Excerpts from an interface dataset

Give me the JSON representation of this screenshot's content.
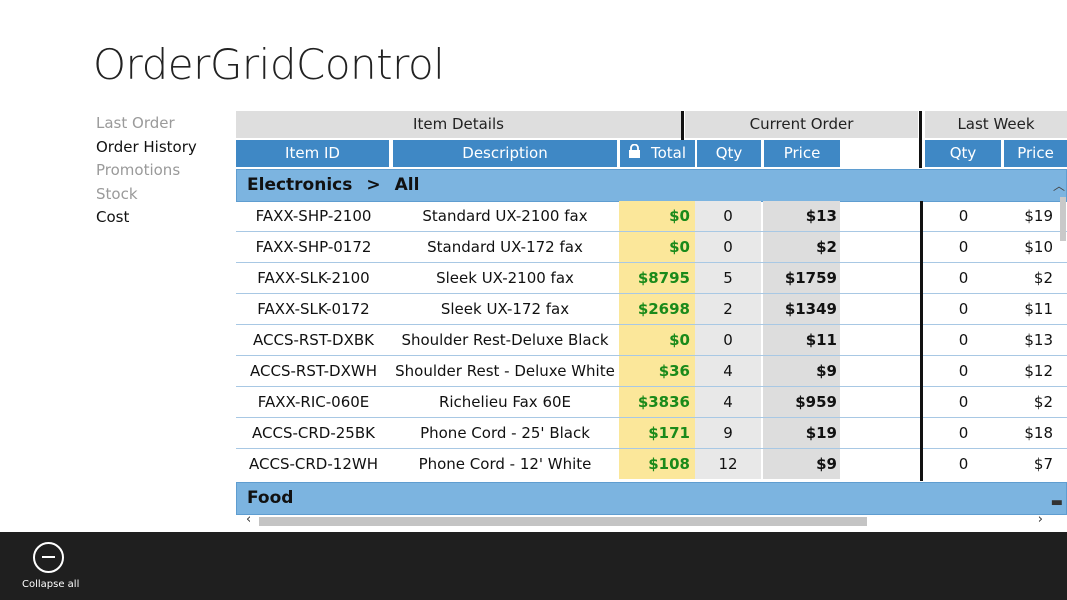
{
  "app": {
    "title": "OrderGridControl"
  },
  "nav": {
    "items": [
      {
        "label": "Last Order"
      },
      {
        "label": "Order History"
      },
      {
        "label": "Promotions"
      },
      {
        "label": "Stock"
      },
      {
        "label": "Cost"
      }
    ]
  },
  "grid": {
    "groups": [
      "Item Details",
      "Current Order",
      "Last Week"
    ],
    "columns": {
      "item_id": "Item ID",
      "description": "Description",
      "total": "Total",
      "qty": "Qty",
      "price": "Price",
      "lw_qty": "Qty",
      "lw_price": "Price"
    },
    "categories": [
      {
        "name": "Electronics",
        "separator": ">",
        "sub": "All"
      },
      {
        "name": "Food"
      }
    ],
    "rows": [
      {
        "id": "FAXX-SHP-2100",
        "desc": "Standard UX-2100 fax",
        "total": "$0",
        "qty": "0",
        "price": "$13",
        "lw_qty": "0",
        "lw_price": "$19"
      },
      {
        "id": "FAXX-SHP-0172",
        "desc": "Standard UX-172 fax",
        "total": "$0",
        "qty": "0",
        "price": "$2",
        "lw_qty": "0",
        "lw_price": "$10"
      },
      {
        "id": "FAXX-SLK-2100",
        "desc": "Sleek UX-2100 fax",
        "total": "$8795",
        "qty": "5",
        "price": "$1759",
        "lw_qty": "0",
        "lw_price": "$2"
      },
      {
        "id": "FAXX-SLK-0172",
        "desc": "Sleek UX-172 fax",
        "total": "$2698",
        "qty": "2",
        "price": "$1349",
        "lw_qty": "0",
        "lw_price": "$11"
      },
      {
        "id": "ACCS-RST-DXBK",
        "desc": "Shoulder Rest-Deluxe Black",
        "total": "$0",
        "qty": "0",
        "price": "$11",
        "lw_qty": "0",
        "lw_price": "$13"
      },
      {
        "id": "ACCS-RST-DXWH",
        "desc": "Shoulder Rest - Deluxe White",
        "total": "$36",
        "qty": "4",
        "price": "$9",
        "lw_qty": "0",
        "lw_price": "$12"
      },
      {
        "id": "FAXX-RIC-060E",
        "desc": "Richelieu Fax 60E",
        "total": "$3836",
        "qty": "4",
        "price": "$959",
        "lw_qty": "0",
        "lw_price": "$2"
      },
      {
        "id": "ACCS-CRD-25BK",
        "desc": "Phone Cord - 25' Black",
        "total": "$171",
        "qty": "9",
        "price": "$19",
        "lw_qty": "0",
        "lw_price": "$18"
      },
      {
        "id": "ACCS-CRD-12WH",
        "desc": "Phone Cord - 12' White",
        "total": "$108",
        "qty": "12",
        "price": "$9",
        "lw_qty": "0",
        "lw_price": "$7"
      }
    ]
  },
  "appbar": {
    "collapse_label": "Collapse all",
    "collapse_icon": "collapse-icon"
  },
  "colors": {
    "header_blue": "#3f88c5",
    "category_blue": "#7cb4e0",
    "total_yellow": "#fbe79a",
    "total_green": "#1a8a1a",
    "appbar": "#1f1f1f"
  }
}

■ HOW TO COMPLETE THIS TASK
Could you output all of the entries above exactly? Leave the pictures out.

■ WORKED SOLUTION
Give me the JSON representation of this screenshot's content.
{
  "app": {
    "title": "OrderGridControl"
  },
  "nav": {
    "items": [
      {
        "label": "Last Order"
      },
      {
        "label": "Order History"
      },
      {
        "label": "Promotions"
      },
      {
        "label": "Stock"
      },
      {
        "label": "Cost"
      }
    ]
  },
  "grid": {
    "groups": [
      "Item Details",
      "Current Order",
      "Last Week"
    ],
    "columns": {
      "item_id": "Item ID",
      "description": "Description",
      "total": "Total",
      "qty": "Qty",
      "price": "Price",
      "lw_qty": "Qty",
      "lw_price": "Price"
    },
    "categories": [
      {
        "name": "Electronics",
        "separator": ">",
        "sub": "All"
      },
      {
        "name": "Food"
      }
    ],
    "rows": [
      {
        "id": "FAXX-SHP-2100",
        "desc": "Standard UX-2100 fax",
        "total": "$0",
        "qty": "0",
        "price": "$13",
        "lw_qty": "0",
        "lw_price": "$19"
      },
      {
        "id": "FAXX-SHP-0172",
        "desc": "Standard UX-172 fax",
        "total": "$0",
        "qty": "0",
        "price": "$2",
        "lw_qty": "0",
        "lw_price": "$10"
      },
      {
        "id": "FAXX-SLK-2100",
        "desc": "Sleek UX-2100 fax",
        "total": "$8795",
        "qty": "5",
        "price": "$1759",
        "lw_qty": "0",
        "lw_price": "$2"
      },
      {
        "id": "FAXX-SLK-0172",
        "desc": "Sleek UX-172 fax",
        "total": "$2698",
        "qty": "2",
        "price": "$1349",
        "lw_qty": "0",
        "lw_price": "$11"
      },
      {
        "id": "ACCS-RST-DXBK",
        "desc": "Shoulder Rest-Deluxe Black",
        "total": "$0",
        "qty": "0",
        "price": "$11",
        "lw_qty": "0",
        "lw_price": "$13"
      },
      {
        "id": "ACCS-RST-DXWH",
        "desc": "Shoulder Rest - Deluxe White",
        "total": "$36",
        "qty": "4",
        "price": "$9",
        "lw_qty": "0",
        "lw_price": "$12"
      },
      {
        "id": "FAXX-RIC-060E",
        "desc": "Richelieu Fax 60E",
        "total": "$3836",
        "qty": "4",
        "price": "$959",
        "lw_qty": "0",
        "lw_price": "$2"
      },
      {
        "id": "ACCS-CRD-25BK",
        "desc": "Phone Cord - 25' Black",
        "total": "$171",
        "qty": "9",
        "price": "$19",
        "lw_qty": "0",
        "lw_price": "$18"
      },
      {
        "id": "ACCS-CRD-12WH",
        "desc": "Phone Cord - 12' White",
        "total": "$108",
        "qty": "12",
        "price": "$9",
        "lw_qty": "0",
        "lw_price": "$7"
      }
    ]
  },
  "appbar": {
    "collapse_label": "Collapse all",
    "collapse_icon": "collapse-icon"
  },
  "colors": {
    "header_blue": "#3f88c5",
    "category_blue": "#7cb4e0",
    "total_yellow": "#fbe79a",
    "total_green": "#1a8a1a",
    "appbar": "#1f1f1f"
  }
}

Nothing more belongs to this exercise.